It has been a crazy news-driven week for Nikola (NASDAQ:NKLA). But for investors looking at tomorrow and beyond, is Nikola stock a buy or a name to steer clear of? Let’s review what’s happening in the shares, then offer a risk-adjusted determination in alignment with information both off and on the price chart.
Big swings have been the norm for the broader market this week. A continued corrective swoon on Tuesday followed by back-to-back days of oversold bargain hunting has proven volatile and widespread. From established household names Apple (NASDAQ:AAPL) or Home Depot (NYSE:HD) to momentum favorites Tesla (NASDAQ:TSLA) and Zoom Video (NASDAQ:ZM), forceful selling uprooted by more buoyant buying has been a popular route for most risk assets.
It has been a different sort of week for Nikola stock though.
Macro political threats and short-lived fears of an overpriced market responsible for driving much of the price action on Wall Street haven’t moved Nikola shares. That’s not to say Nikola hasn’t reacted in a big way this week. On the back of countering, company-specific reports Nikola investors have endured an even bumpier ride largely decoupled from the broader averages.
In Tuesday’s session and as the market continued to slide lower into correction territory, Nikola stock soared higher by nearly 41%. The catalyst behind the melt-up was the announcement of a $2 billion partnership with General Motors (NYSE:GM). In a nutshell, GM will receive a 11% stake in the hot EV startup in exchange for producing Nikola’s fuel cell pickup truck.
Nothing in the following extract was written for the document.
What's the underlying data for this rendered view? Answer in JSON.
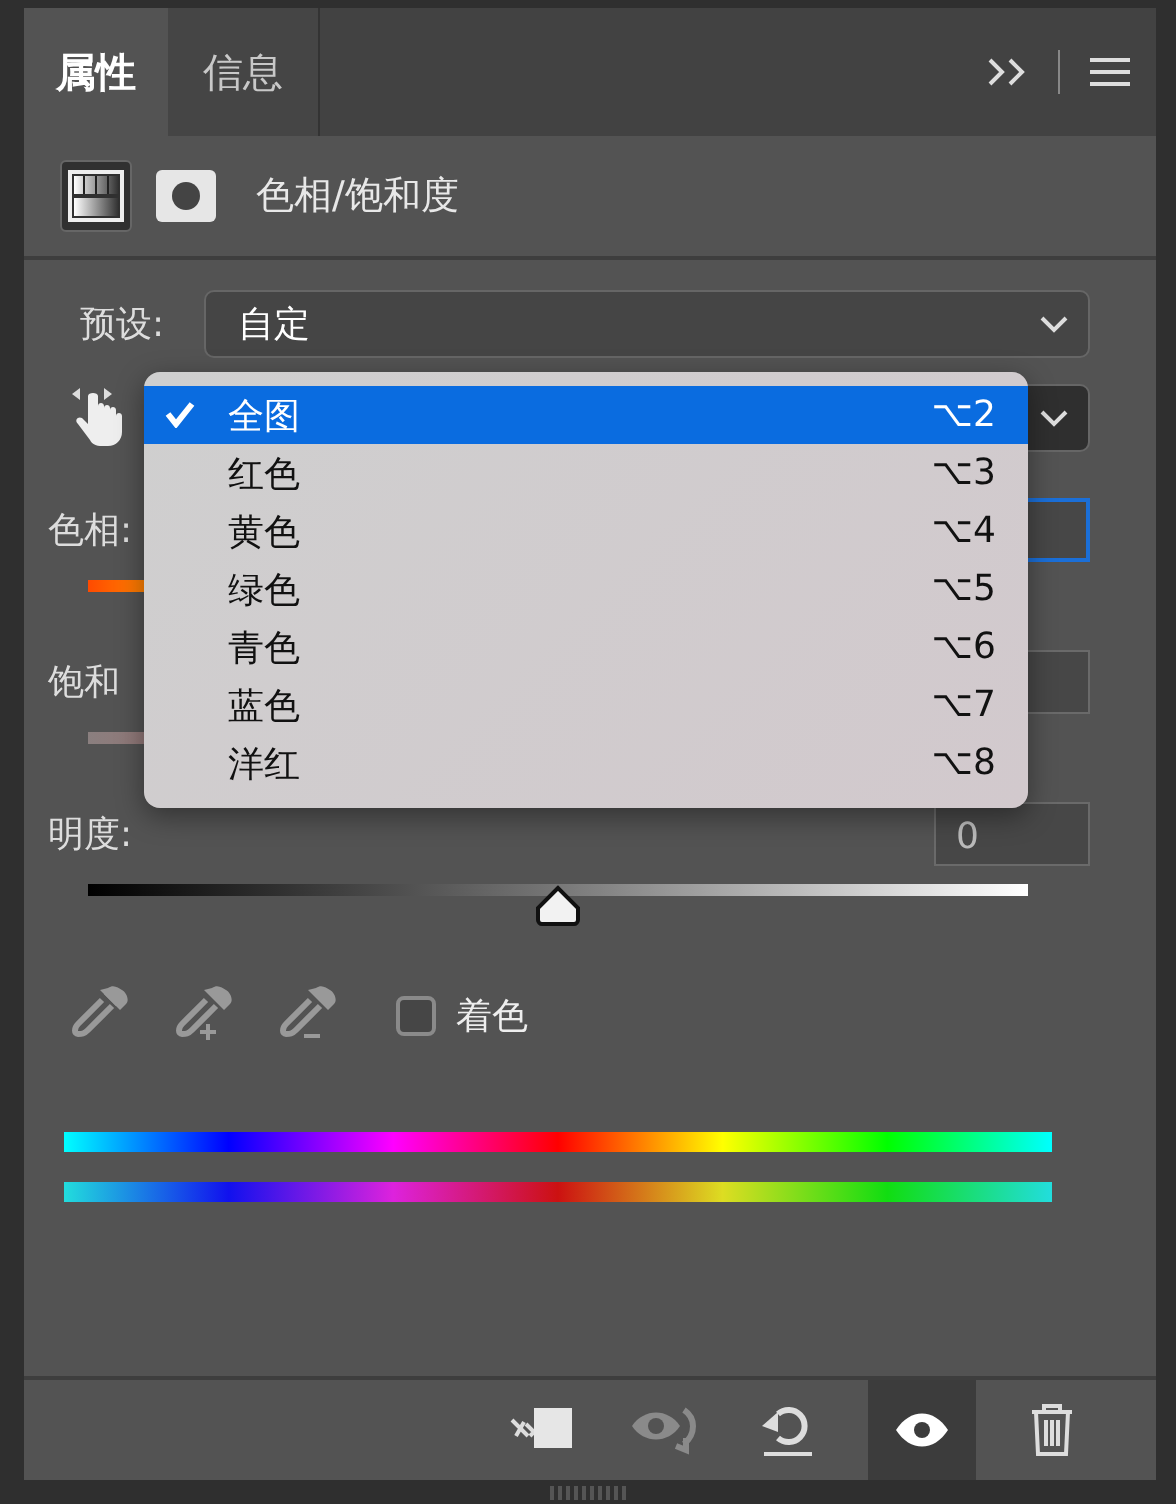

It’s a win-win, right? Maybe. And Tuesday’s one-way street price action has taken a decided detour.
Selling pressure from investors questioning the deal’s benefits and conditions ripe for profit-taking on Wednesday grew much uglier in Thursday’s session after one of Wall Street’s more notorious short sellers, Hindenburg Research, warned NKLA investors of a history of lies by the company, deception and outright fraud.
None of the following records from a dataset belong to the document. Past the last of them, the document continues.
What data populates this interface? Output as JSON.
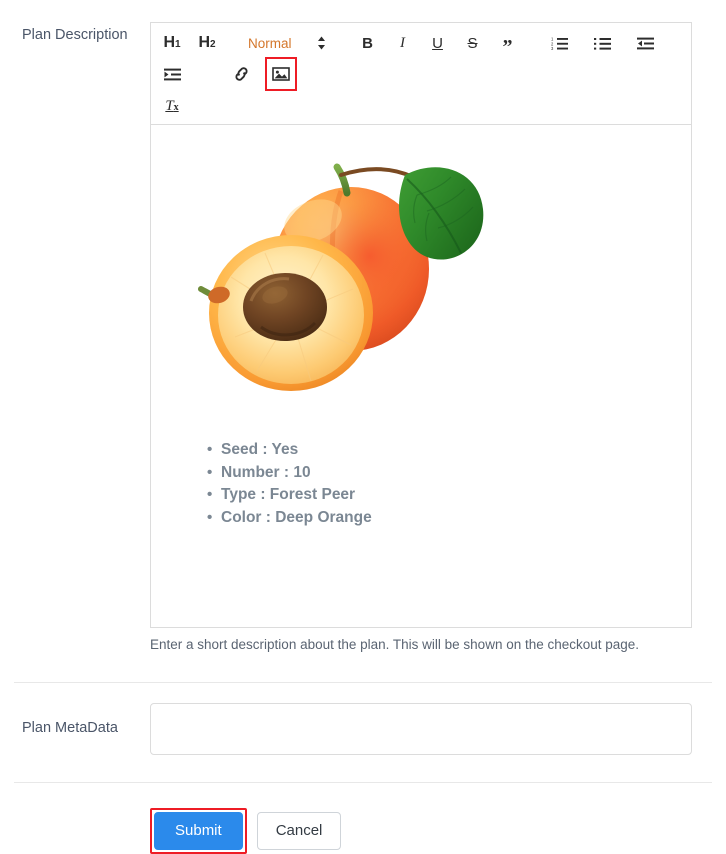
{
  "form": {
    "description": {
      "label": "Plan Description",
      "help_text": "Enter a short description about the plan. This will be shown on the checkout page."
    },
    "metadata": {
      "label": "Plan MetaData",
      "value": "",
      "placeholder": ""
    }
  },
  "editor": {
    "toolbar": {
      "heading1": "H1",
      "heading1_base": "H",
      "heading1_sub": "1",
      "heading2_base": "H",
      "heading2_sub": "2",
      "format_select": "Normal",
      "bold": "B",
      "italic": "I",
      "underline": "U",
      "strikethrough": "S",
      "blockquote": "”",
      "clear_format_base": "T",
      "clear_format_sub": "x",
      "items": [
        "header-1",
        "header-2",
        "format-select",
        "bold",
        "italic",
        "underline",
        "strikethrough",
        "blockquote",
        "ordered-list",
        "bullet-list",
        "outdent",
        "indent",
        "link",
        "image",
        "clear-formatting"
      ],
      "active_item": "image",
      "highlight_color": "#ee1c25"
    },
    "content": {
      "image_alt": "apricot fruit photo",
      "bullets": [
        "Seed : Yes",
        "Number : 10",
        "Type : Forest Peer",
        "Color : Deep Orange"
      ]
    }
  },
  "actions": {
    "submit_label": "Submit",
    "cancel_label": "Cancel",
    "submit_color": "#2b8aeb",
    "highlight_color": "#ee1c25"
  }
}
The Daily Price Chart for Nikola Stock
Source: Charts by TradingView
It’s not the first time the advisory firm has put Nikola in its cross-hairs. It stands to reason the research note could hold less weight, particularly with GM immediately releasing a statement it stands by its new partnership. Yet, as noted, the price action has turned surprisingly weak. And it could be warning of a decidedly more bearish path for shares.
Technically, risk-tolerant investors may want to play the Hindenburg warning and gain short delta exposure if Nikola shares break beneath last week’s bullish higher-low pattern, which has developed around the 76% Fibonacci level. A failure points at increased odds that a full return move will be in play that could see NKLA stock dropping into the high single-to-low double digits.
Ultimately, bullish investors still maintain the pattern advantage on the daily chart. But unusually weak price action warns further deterioration could be the last straw and put bears in a strong position to push Nikola stock aggressively lower. If that day arrives and if investors are like me, a defined and limited risk, slightly out-of-the-money bear put spread is the go-to strategy for driving profits and securely reducing exposure in a stock where underestimating risk can prove catastrophic.
On the date of publication, Chris Tyler did not hold, directly or indirectly, positions in any of the securities mentioned in this article.
Chris Tyler is a former floor-based, derivatives market maker on the American and Pacific exchanges. The information offered is based on his professional experience but strictly intended for educational purposes only. Any use of this information is 100% the responsibility of the individual. For additional market insights and related musings, follow Chris on Twitter @Options_CAT and StockTwits.